Pull every line holding the word "BioT" from the data below and copy it.

Start of Supplied data

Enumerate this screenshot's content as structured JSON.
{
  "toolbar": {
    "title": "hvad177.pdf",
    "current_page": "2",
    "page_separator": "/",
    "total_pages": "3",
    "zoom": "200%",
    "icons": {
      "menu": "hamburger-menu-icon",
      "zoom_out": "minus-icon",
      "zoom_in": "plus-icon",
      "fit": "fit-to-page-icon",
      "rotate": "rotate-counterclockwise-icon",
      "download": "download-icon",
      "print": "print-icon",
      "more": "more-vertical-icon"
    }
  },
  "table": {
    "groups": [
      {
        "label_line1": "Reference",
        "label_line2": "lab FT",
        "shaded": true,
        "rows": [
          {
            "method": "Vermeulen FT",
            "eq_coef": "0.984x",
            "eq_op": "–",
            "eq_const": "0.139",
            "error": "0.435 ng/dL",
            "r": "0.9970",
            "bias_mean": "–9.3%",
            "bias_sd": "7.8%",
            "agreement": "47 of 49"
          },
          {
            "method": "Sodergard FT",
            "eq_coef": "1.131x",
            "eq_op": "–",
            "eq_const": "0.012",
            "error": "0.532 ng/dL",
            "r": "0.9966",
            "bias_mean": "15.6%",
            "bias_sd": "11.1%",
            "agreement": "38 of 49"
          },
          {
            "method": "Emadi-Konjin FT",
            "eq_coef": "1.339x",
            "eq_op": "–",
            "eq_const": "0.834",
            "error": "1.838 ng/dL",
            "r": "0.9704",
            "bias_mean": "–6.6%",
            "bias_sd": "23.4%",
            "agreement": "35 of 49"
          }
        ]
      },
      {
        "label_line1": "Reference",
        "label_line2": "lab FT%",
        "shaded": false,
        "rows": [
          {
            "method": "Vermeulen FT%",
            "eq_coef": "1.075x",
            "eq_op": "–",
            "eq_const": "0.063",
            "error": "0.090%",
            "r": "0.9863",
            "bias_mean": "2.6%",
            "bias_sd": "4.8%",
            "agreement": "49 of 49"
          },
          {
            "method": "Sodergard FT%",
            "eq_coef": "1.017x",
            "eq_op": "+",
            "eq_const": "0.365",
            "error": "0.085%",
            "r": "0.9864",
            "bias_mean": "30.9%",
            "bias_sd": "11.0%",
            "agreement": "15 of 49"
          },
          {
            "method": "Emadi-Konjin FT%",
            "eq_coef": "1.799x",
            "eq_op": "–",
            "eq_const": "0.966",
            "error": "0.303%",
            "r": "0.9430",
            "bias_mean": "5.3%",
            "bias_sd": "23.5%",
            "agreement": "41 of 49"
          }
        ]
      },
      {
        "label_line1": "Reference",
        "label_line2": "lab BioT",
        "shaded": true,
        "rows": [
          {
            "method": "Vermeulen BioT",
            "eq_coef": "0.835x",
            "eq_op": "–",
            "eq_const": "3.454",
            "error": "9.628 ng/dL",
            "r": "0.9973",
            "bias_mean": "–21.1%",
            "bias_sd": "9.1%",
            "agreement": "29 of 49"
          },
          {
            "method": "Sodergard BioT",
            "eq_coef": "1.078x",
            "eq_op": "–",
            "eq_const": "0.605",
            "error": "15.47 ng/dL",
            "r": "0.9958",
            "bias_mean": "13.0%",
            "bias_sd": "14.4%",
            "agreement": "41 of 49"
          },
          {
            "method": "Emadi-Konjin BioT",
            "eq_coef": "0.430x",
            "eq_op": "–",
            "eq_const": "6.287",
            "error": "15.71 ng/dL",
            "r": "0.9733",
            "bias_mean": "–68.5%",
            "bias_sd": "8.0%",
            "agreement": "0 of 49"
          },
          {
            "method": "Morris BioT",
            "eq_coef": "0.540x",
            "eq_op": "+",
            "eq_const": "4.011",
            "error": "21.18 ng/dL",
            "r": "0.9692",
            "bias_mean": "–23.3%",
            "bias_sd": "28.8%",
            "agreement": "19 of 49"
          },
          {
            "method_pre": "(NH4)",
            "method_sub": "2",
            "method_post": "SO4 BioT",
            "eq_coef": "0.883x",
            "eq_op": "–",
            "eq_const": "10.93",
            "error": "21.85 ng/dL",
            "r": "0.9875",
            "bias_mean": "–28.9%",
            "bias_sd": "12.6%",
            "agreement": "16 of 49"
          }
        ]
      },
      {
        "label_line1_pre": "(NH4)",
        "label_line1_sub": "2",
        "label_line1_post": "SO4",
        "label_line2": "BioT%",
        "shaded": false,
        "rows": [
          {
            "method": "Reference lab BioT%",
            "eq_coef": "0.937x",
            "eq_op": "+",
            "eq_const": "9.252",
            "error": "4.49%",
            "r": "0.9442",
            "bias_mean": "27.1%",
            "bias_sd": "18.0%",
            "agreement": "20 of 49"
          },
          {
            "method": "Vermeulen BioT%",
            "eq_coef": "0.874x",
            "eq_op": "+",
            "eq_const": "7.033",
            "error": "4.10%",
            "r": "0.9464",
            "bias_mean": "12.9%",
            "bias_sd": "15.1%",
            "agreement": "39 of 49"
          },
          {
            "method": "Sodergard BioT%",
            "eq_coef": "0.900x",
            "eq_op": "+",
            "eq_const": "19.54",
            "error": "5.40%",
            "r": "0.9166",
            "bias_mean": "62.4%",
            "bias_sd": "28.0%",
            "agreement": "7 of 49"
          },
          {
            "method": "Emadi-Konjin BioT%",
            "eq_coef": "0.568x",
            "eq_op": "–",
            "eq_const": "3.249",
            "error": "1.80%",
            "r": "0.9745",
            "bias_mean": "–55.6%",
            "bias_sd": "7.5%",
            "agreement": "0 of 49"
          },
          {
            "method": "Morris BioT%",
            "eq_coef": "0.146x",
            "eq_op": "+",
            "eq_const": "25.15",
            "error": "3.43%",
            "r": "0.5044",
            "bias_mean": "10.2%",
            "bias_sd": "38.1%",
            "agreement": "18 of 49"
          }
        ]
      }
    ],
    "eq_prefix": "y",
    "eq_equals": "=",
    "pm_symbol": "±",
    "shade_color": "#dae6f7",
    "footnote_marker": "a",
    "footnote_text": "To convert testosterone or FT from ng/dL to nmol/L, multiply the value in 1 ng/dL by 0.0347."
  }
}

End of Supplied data
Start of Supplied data

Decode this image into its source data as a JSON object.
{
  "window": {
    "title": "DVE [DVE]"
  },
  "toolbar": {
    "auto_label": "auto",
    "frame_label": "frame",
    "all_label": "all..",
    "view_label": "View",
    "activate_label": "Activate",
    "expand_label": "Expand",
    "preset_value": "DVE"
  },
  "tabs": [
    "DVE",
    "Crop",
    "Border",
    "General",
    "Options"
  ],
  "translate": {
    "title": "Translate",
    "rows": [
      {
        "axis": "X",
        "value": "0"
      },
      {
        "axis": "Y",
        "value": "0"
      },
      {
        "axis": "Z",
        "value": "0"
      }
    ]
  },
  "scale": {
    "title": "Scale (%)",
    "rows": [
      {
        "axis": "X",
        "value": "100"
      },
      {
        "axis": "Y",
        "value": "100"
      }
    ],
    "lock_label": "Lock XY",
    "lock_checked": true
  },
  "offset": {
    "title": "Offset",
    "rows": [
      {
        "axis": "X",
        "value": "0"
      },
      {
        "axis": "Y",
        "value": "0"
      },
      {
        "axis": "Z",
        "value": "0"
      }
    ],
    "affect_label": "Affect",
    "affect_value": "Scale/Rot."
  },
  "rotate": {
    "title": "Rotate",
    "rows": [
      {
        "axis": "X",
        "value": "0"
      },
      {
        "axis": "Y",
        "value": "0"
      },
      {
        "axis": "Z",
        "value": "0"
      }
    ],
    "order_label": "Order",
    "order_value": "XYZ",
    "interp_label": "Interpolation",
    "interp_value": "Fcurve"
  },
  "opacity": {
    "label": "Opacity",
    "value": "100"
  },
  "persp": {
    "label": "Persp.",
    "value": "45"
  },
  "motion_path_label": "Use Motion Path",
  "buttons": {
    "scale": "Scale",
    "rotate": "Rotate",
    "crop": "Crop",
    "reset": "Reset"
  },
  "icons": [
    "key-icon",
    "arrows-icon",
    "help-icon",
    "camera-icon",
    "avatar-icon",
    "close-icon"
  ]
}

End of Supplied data
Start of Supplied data

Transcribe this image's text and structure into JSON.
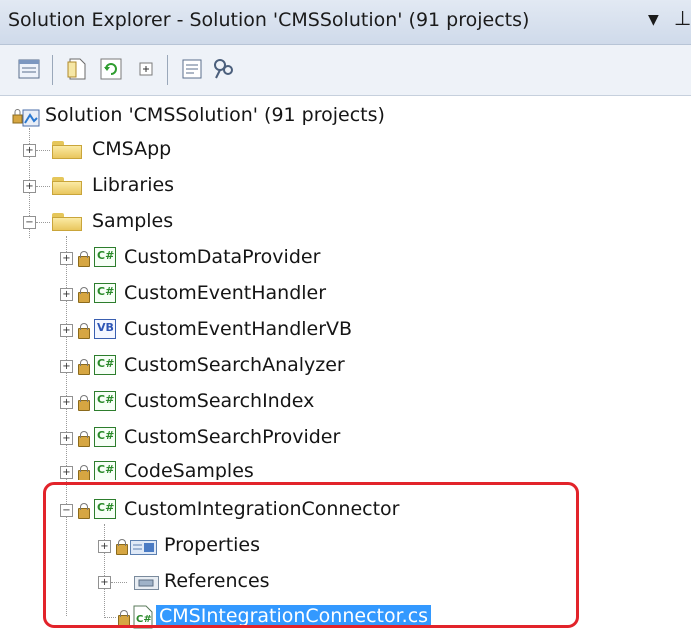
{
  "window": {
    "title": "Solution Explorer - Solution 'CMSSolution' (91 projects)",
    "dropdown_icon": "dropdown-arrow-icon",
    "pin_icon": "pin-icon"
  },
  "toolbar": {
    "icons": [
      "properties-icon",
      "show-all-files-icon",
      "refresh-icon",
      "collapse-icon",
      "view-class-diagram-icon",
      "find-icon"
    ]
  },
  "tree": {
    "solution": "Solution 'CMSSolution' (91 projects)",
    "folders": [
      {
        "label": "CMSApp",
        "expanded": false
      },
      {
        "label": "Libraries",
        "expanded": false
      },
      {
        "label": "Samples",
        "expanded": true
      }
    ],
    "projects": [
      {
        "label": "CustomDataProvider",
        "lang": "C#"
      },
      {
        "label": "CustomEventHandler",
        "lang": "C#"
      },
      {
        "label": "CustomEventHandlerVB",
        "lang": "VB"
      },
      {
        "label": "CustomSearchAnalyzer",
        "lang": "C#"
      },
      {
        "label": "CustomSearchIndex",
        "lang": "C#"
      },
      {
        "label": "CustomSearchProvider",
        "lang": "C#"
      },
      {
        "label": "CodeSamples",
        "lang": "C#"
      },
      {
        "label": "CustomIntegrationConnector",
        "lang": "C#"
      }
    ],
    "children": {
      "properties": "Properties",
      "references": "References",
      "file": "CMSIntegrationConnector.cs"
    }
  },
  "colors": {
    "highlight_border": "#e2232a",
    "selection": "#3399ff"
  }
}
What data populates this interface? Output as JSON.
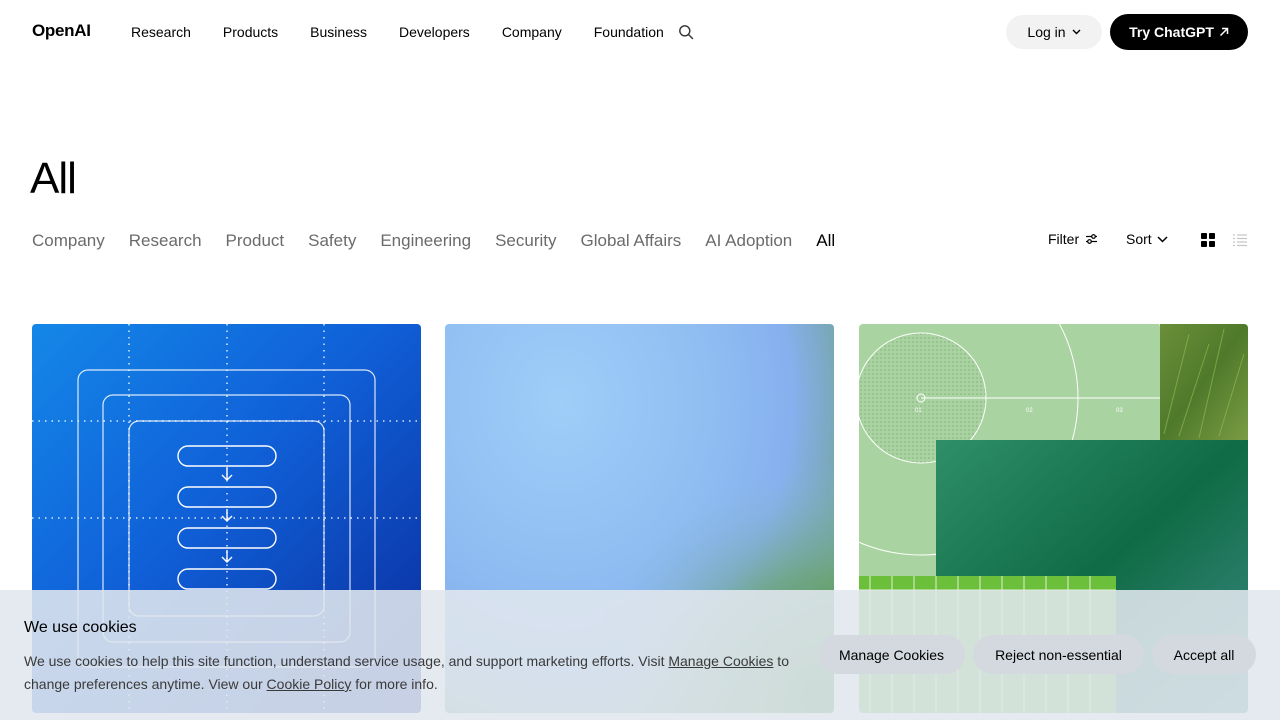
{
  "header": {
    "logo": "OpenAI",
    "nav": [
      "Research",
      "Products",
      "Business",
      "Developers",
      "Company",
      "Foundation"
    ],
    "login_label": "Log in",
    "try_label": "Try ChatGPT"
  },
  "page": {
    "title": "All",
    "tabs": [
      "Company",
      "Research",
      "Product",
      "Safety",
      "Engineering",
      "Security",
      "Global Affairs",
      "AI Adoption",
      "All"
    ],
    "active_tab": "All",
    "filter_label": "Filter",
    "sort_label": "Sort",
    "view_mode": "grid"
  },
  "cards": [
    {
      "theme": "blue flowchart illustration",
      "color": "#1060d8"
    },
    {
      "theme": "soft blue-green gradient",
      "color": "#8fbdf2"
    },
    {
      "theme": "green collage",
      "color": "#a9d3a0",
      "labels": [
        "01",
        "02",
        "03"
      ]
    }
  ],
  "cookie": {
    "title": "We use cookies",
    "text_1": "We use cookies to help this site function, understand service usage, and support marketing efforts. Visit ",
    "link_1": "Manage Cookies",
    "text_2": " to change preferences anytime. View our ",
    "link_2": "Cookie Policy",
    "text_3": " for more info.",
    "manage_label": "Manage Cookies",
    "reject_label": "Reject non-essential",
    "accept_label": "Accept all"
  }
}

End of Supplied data

Task solution:
        "label_line2": "lab BioT",
            "method": "Vermeulen BioT",
            "method": "Sodergard BioT",
            "method": "Emadi-Konjin BioT",
            "method": "Morris BioT",
            "method_post": "SO4 BioT",
        "label_line2": "BioT%",
            "method": "Reference lab BioT%",
            "method": "Vermeulen BioT%",
            "method": "Sodergard BioT%",
            "method": "Emadi-Konjin BioT%",
            "method": "Morris BioT%",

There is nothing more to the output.